Task directions:
Without including the pictures, copy each line below exactly as it reads.

- - - -

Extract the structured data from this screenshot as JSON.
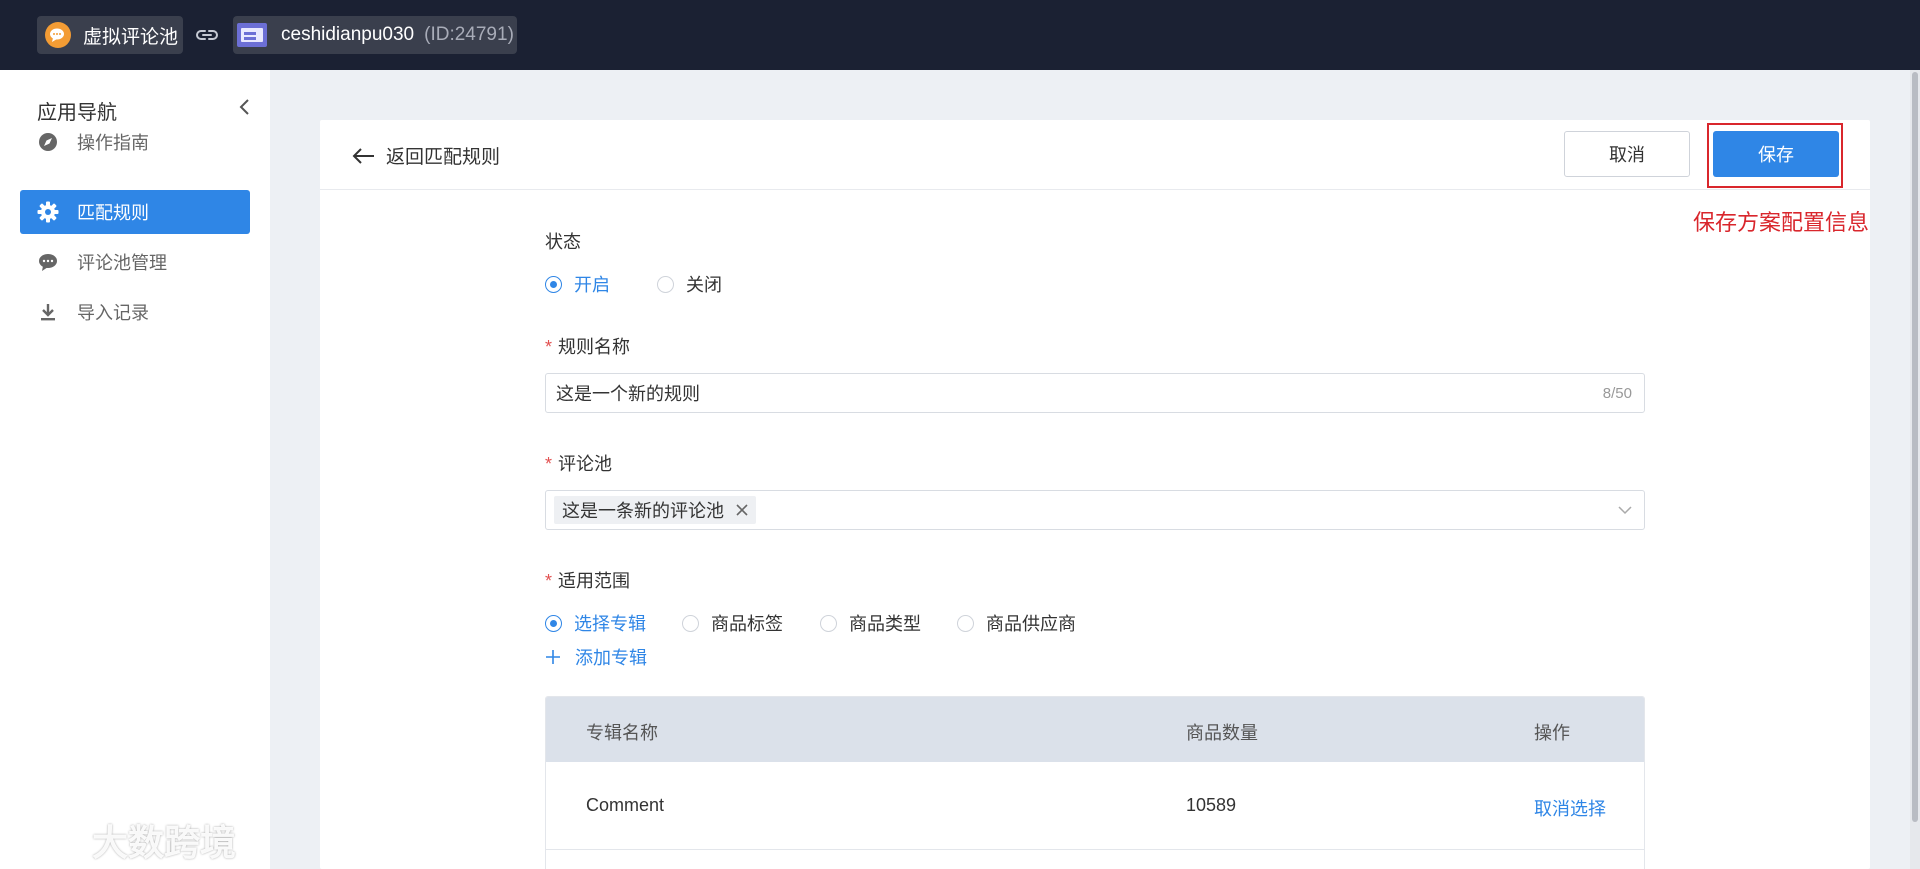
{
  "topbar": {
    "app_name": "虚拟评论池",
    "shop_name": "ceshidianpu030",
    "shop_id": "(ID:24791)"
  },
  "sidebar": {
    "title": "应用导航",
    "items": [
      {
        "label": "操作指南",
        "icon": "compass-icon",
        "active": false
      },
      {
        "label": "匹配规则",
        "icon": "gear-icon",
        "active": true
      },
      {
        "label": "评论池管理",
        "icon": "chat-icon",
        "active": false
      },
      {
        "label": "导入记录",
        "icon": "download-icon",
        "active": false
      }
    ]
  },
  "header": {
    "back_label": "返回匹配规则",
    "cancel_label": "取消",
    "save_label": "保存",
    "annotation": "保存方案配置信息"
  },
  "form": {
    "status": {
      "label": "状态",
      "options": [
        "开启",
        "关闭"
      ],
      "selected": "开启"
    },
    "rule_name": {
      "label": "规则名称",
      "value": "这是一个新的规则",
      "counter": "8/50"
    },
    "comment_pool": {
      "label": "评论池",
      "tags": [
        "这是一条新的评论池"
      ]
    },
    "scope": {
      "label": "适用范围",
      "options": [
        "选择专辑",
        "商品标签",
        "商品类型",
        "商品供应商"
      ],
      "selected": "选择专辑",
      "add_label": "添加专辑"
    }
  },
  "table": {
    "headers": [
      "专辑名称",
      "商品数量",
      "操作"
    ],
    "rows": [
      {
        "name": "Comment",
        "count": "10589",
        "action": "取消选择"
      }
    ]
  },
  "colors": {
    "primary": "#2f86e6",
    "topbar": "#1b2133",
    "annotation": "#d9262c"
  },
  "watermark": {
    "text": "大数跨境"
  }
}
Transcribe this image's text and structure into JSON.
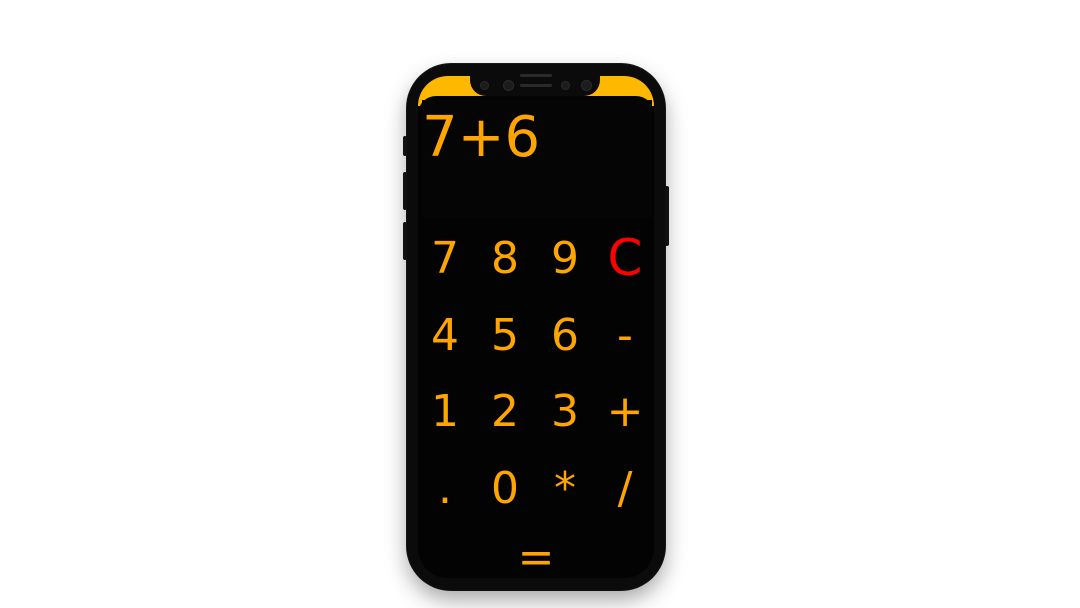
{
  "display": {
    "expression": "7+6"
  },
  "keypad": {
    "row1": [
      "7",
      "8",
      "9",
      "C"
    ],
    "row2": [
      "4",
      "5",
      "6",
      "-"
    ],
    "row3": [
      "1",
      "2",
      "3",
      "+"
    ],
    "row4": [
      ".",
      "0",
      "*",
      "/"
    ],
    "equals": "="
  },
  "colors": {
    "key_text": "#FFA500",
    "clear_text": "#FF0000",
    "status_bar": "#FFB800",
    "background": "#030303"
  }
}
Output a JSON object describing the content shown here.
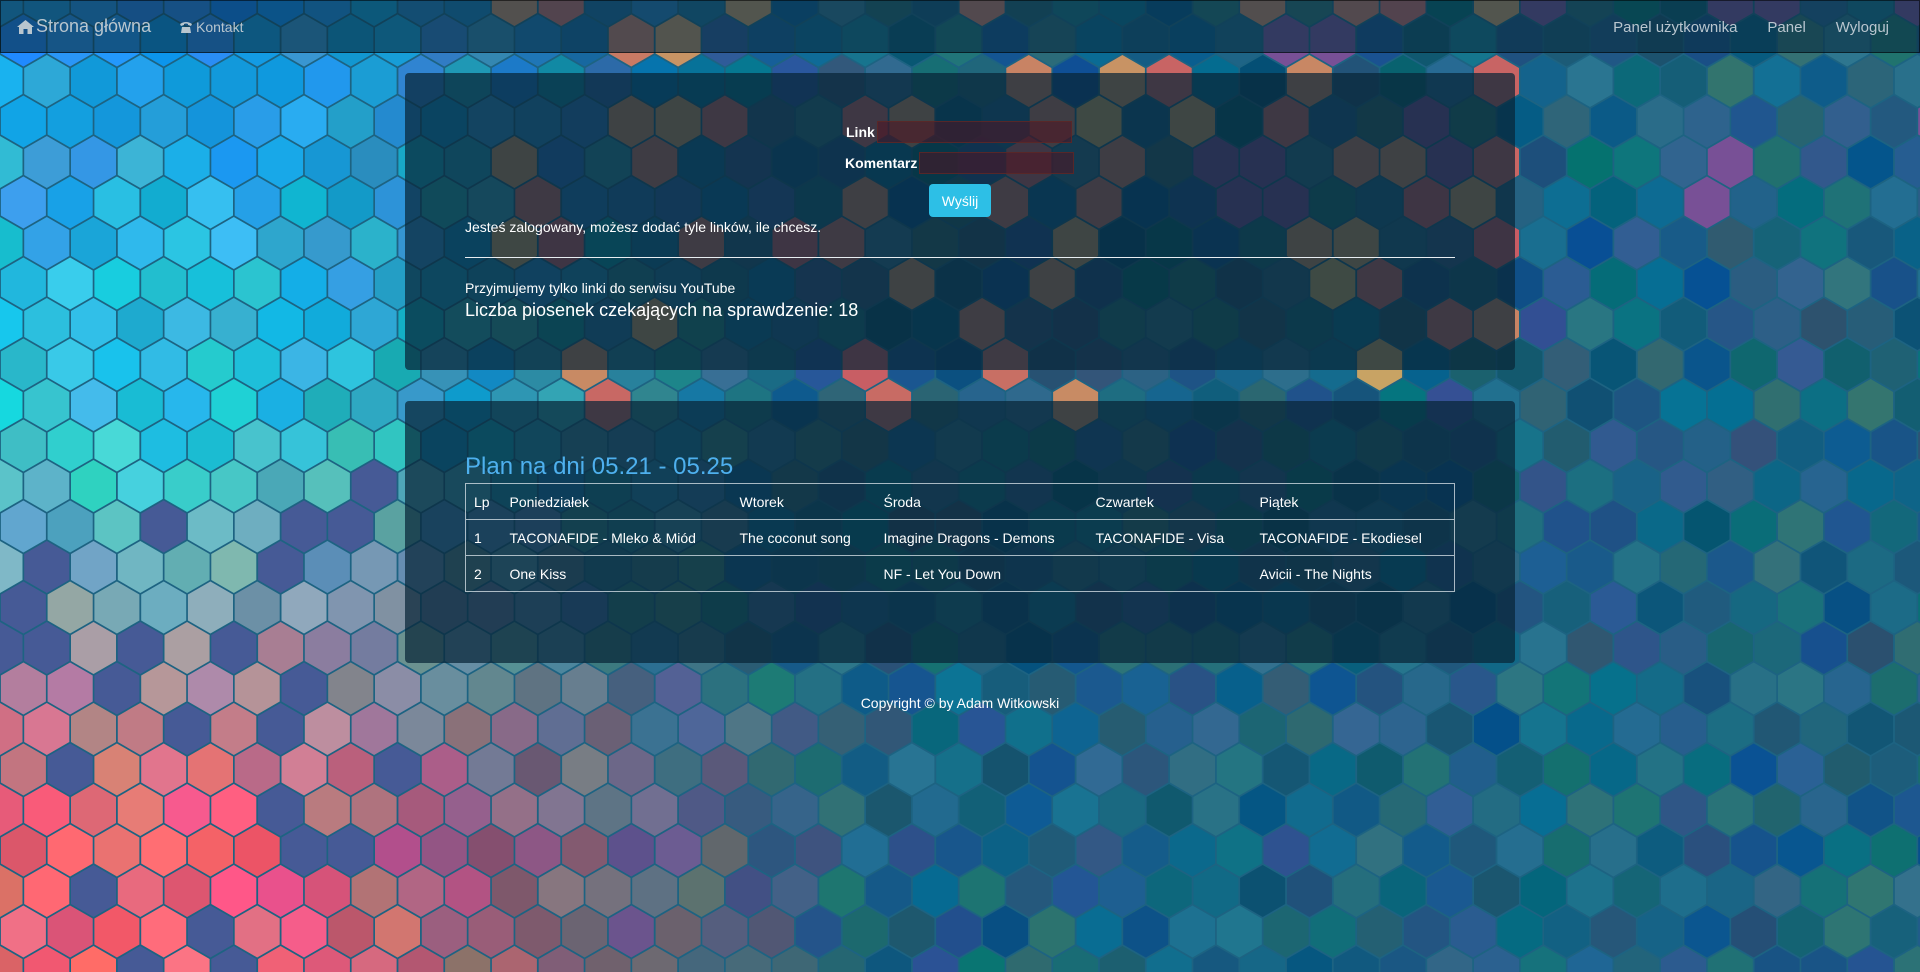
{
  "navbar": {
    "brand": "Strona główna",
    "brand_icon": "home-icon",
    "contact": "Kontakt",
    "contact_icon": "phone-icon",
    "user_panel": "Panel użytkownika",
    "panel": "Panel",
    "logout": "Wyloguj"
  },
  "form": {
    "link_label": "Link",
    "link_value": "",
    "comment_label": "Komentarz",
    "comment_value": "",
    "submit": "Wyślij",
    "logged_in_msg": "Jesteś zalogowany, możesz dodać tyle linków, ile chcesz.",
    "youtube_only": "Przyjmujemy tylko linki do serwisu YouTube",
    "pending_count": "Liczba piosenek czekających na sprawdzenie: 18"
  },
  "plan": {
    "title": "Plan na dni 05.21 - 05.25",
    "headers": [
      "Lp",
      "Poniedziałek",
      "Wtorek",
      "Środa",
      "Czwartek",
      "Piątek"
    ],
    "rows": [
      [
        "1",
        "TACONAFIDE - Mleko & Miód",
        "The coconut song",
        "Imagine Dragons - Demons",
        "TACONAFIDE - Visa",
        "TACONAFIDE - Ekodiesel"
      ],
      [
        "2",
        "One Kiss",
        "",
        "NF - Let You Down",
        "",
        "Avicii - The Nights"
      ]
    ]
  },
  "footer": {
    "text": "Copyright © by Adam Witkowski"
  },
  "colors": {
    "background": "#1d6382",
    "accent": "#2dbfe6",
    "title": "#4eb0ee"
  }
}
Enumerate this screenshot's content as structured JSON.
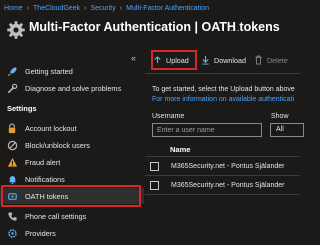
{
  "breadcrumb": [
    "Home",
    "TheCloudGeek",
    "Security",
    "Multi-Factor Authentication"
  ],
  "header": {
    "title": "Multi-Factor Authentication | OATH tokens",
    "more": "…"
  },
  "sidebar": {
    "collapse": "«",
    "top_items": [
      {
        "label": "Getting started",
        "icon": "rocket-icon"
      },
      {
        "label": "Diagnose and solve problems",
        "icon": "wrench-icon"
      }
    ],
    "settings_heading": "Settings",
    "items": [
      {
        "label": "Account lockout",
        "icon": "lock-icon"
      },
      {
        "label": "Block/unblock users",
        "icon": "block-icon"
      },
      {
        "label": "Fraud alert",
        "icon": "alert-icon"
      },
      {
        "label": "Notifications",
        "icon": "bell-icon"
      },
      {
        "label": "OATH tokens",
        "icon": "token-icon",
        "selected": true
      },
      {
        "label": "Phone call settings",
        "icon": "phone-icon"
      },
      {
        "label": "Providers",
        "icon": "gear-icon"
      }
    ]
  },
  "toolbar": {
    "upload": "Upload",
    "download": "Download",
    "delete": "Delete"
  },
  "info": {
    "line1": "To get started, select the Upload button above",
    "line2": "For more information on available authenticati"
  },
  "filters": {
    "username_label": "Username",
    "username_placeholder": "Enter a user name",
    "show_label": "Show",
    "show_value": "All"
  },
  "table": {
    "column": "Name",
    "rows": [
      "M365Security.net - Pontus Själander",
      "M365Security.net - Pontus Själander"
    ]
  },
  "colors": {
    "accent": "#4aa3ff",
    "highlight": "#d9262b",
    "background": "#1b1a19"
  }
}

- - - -

Result of the exercise:
Extract the structured data from this screenshot as JSON.
{
  "topbar": {
    "app_name": "虚拟评论池",
    "shop_name": "ceshidianpu030",
    "shop_id": "(ID:24791)"
  },
  "sidebar": {
    "title": "应用导航",
    "items": [
      {
        "label": "操作指南",
        "icon": "compass-icon",
        "active": false
      },
      {
        "label": "匹配规则",
        "icon": "gear-icon",
        "active": true
      },
      {
        "label": "评论池管理",
        "icon": "chat-icon",
        "active": false
      },
      {
        "label": "导入记录",
        "icon": "download-icon",
        "active": false
      }
    ]
  },
  "header": {
    "back_label": "返回匹配规则",
    "cancel_label": "取消",
    "save_label": "保存",
    "annotation": "保存方案配置信息"
  },
  "form": {
    "status": {
      "label": "状态",
      "options": [
        "开启",
        "关闭"
      ],
      "selected": "开启"
    },
    "rule_name": {
      "label": "规则名称",
      "value": "这是一个新的规则",
      "counter": "8/50"
    },
    "comment_pool": {
      "label": "评论池",
      "tags": [
        "这是一条新的评论池"
      ]
    },
    "scope": {
      "label": "适用范围",
      "options": [
        "选择专辑",
        "商品标签",
        "商品类型",
        "商品供应商"
      ],
      "selected": "选择专辑",
      "add_label": "添加专辑"
    }
  },
  "table": {
    "headers": [
      "专辑名称",
      "商品数量",
      "操作"
    ],
    "rows": [
      {
        "name": "Comment",
        "count": "10589",
        "action": "取消选择"
      }
    ]
  },
  "colors": {
    "primary": "#2f86e6",
    "topbar": "#1b2133",
    "annotation": "#d9262c"
  },
  "watermark": {
    "text": "大数跨境"
  }
}
Transcribe this image's text and structure into JSON.
{
  "display": {
    "expression": "7+6"
  },
  "keypad": {
    "row1": [
      "7",
      "8",
      "9",
      "C"
    ],
    "row2": [
      "4",
      "5",
      "6",
      "-"
    ],
    "row3": [
      "1",
      "2",
      "3",
      "+"
    ],
    "row4": [
      ".",
      "0",
      "*",
      "/"
    ],
    "equals": "="
  },
  "colors": {
    "key_text": "#FFA500",
    "clear_text": "#FF0000",
    "status_bar": "#FFB800",
    "background": "#030303"
  }
}
Output a JSON object describing the content shown here.
{
  "navbar": {
    "brand": "Strona główna",
    "brand_icon": "home-icon",
    "contact": "Kontakt",
    "contact_icon": "phone-icon",
    "user_panel": "Panel użytkownika",
    "panel": "Panel",
    "logout": "Wyloguj"
  },
  "form": {
    "link_label": "Link",
    "link_value": "",
    "comment_label": "Komentarz",
    "comment_value": "",
    "submit": "Wyślij",
    "logged_in_msg": "Jesteś zalogowany, możesz dodać tyle linków, ile chcesz.",
    "youtube_only": "Przyjmujemy tylko linki do serwisu YouTube",
    "pending_count": "Liczba piosenek czekających na sprawdzenie: 18"
  },
  "plan": {
    "title": "Plan na dni 05.21 - 05.25",
    "headers": [
      "Lp",
      "Poniedziałek",
      "Wtorek",
      "Środa",
      "Czwartek",
      "Piątek"
    ],
    "rows": [
      [
        "1",
        "TACONAFIDE - Mleko & Miód",
        "The coconut song",
        "Imagine Dragons - Demons",
        "TACONAFIDE - Visa",
        "TACONAFIDE - Ekodiesel"
      ],
      [
        "2",
        "One Kiss",
        "",
        "NF - Let You Down",
        "",
        "Avicii - The Nights"
      ]
    ]
  },
  "footer": {
    "text": "Copyright © by Adam Witkowski"
  },
  "colors": {
    "background": "#1d6382",
    "accent": "#2dbfe6",
    "title": "#4eb0ee"
  }
}
Enumerate this screenshot's content as structured JSON.
{
  "breadcrumb": [
    "Home",
    "TheCloudGeek",
    "Security",
    "Multi-Factor Authentication"
  ],
  "header": {
    "title": "Multi-Factor Authentication | OATH tokens",
    "more": "…"
  },
  "sidebar": {
    "collapse": "«",
    "top_items": [
      {
        "label": "Getting started",
        "icon": "rocket-icon"
      },
      {
        "label": "Diagnose and solve problems",
        "icon": "wrench-icon"
      }
    ],
    "settings_heading": "Settings",
    "items": [
      {
        "label": "Account lockout",
        "icon": "lock-icon"
      },
      {
        "label": "Block/unblock users",
        "icon": "block-icon"
      },
      {
        "label": "Fraud alert",
        "icon": "alert-icon"
      },
      {
        "label": "Notifications",
        "icon": "bell-icon"
      },
      {
        "label": "OATH tokens",
        "icon": "token-icon",
        "selected": true
      },
      {
        "label": "Phone call settings",
        "icon": "phone-icon"
      },
      {
        "label": "Providers",
        "icon": "gear-icon"
      }
    ]
  },
  "toolbar": {
    "upload": "Upload",
    "download": "Download",
    "delete": "Delete"
  },
  "info": {
    "line1": "To get started, select the Upload button above",
    "line2": "For more information on available authenticati"
  },
  "filters": {
    "username_label": "Username",
    "username_placeholder": "Enter a user name",
    "show_label": "Show",
    "show_value": "All"
  },
  "table": {
    "column": "Name",
    "rows": [
      "M365Security.net - Pontus Själander",
      "M365Security.net - Pontus Själander"
    ]
  },
  "colors": {
    "accent": "#4aa3ff",
    "highlight": "#d9262b",
    "background": "#1b1a19"
  }
}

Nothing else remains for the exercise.